= DATA SECTION =
# # # # # # #

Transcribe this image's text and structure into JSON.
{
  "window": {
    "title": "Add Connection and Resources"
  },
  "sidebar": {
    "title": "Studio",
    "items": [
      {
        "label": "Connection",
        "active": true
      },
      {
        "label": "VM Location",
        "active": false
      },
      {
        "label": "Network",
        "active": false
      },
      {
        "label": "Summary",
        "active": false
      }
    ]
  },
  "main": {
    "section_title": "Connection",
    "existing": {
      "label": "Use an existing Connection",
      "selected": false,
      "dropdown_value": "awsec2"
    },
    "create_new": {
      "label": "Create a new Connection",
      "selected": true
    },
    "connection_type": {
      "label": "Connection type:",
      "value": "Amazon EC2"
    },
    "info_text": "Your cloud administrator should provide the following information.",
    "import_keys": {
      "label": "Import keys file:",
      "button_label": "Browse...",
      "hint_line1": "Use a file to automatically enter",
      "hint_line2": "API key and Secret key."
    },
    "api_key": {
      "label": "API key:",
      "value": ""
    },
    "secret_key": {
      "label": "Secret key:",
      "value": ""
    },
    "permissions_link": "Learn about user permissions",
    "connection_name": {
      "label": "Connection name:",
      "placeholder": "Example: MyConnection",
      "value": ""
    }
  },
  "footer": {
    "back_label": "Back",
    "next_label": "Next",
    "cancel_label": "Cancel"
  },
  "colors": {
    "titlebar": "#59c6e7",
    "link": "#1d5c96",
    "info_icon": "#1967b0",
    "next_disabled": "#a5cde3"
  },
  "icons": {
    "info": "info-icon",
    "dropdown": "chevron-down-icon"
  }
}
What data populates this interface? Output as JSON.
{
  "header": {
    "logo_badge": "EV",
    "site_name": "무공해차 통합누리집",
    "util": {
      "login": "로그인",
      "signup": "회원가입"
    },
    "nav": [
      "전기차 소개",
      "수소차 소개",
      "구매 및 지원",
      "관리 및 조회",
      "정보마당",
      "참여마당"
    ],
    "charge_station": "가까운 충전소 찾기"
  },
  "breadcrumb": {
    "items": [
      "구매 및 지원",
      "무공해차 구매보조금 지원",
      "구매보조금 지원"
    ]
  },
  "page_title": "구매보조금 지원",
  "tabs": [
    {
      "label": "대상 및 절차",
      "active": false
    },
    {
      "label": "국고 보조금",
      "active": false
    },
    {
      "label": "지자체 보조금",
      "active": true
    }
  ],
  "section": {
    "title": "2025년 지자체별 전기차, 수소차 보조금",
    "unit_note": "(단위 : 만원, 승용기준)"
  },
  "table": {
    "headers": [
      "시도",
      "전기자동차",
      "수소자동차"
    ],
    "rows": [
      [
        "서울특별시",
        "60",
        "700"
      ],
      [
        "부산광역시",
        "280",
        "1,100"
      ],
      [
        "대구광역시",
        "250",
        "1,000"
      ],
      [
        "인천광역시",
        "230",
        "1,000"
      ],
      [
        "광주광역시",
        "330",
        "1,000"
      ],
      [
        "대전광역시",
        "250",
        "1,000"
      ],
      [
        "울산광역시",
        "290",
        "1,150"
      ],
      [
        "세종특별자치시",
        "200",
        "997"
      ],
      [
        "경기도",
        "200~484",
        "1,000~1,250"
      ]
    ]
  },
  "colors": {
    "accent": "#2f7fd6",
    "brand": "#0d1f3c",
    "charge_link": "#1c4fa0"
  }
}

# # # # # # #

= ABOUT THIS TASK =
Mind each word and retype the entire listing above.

= WRITTEN ANSWER =
Transcribe this image's text and structure into JSON.
{
  "window": {
    "title": "Add Connection and Resources"
  },
  "sidebar": {
    "title": "Studio",
    "items": [
      {
        "label": "Connection",
        "active": true
      },
      {
        "label": "VM Location",
        "active": false
      },
      {
        "label": "Network",
        "active": false
      },
      {
        "label": "Summary",
        "active": false
      }
    ]
  },
  "main": {
    "section_title": "Connection",
    "existing": {
      "label": "Use an existing Connection",
      "selected": false,
      "dropdown_value": "awsec2"
    },
    "create_new": {
      "label": "Create a new Connection",
      "selected": true
    },
    "connection_type": {
      "label": "Connection type:",
      "value": "Amazon EC2"
    },
    "info_text": "Your cloud administrator should provide the following information.",
    "import_keys": {
      "label": "Import keys file:",
      "button_label": "Browse...",
      "hint_line1": "Use a file to automatically enter",
      "hint_line2": "API key and Secret key."
    },
    "api_key": {
      "label": "API key:",
      "value": ""
    },
    "secret_key": {
      "label": "Secret key:",
      "value": ""
    },
    "permissions_link": "Learn about user permissions",
    "connection_name": {
      "label": "Connection name:",
      "placeholder": "Example: MyConnection",
      "value": ""
    }
  },
  "footer": {
    "back_label": "Back",
    "next_label": "Next",
    "cancel_label": "Cancel"
  },
  "colors": {
    "titlebar": "#59c6e7",
    "link": "#1d5c96",
    "info_icon": "#1967b0",
    "next_disabled": "#a5cde3"
  },
  "icons": {
    "info": "info-icon",
    "dropdown": "chevron-down-icon"
  }
}
What data populates this interface? Output as JSON.
{
  "header": {
    "logo_badge": "EV",
    "site_name": "무공해차 통합누리집",
    "util": {
      "login": "로그인",
      "signup": "회원가입"
    },
    "nav": [
      "전기차 소개",
      "수소차 소개",
      "구매 및 지원",
      "관리 및 조회",
      "정보마당",
      "참여마당"
    ],
    "charge_station": "가까운 충전소 찾기"
  },
  "breadcrumb": {
    "items": [
      "구매 및 지원",
      "무공해차 구매보조금 지원",
      "구매보조금 지원"
    ]
  },
  "page_title": "구매보조금 지원",
  "tabs": [
    {
      "label": "대상 및 절차",
      "active": false
    },
    {
      "label": "국고 보조금",
      "active": false
    },
    {
      "label": "지자체 보조금",
      "active": true
    }
  ],
  "section": {
    "title": "2025년 지자체별 전기차, 수소차 보조금",
    "unit_note": "(단위 : 만원, 승용기준)"
  },
  "table": {
    "headers": [
      "시도",
      "전기자동차",
      "수소자동차"
    ],
    "rows": [
      [
        "서울특별시",
        "60",
        "700"
      ],
      [
        "부산광역시",
        "280",
        "1,100"
      ],
      [
        "대구광역시",
        "250",
        "1,000"
      ],
      [
        "인천광역시",
        "230",
        "1,000"
      ],
      [
        "광주광역시",
        "330",
        "1,000"
      ],
      [
        "대전광역시",
        "250",
        "1,000"
      ],
      [
        "울산광역시",
        "290",
        "1,150"
      ],
      [
        "세종특별자치시",
        "200",
        "997"
      ],
      [
        "경기도",
        "200~484",
        "1,000~1,250"
      ]
    ]
  },
  "colors": {
    "accent": "#2f7fd6",
    "brand": "#0d1f3c",
    "charge_link": "#1c4fa0"
  }
}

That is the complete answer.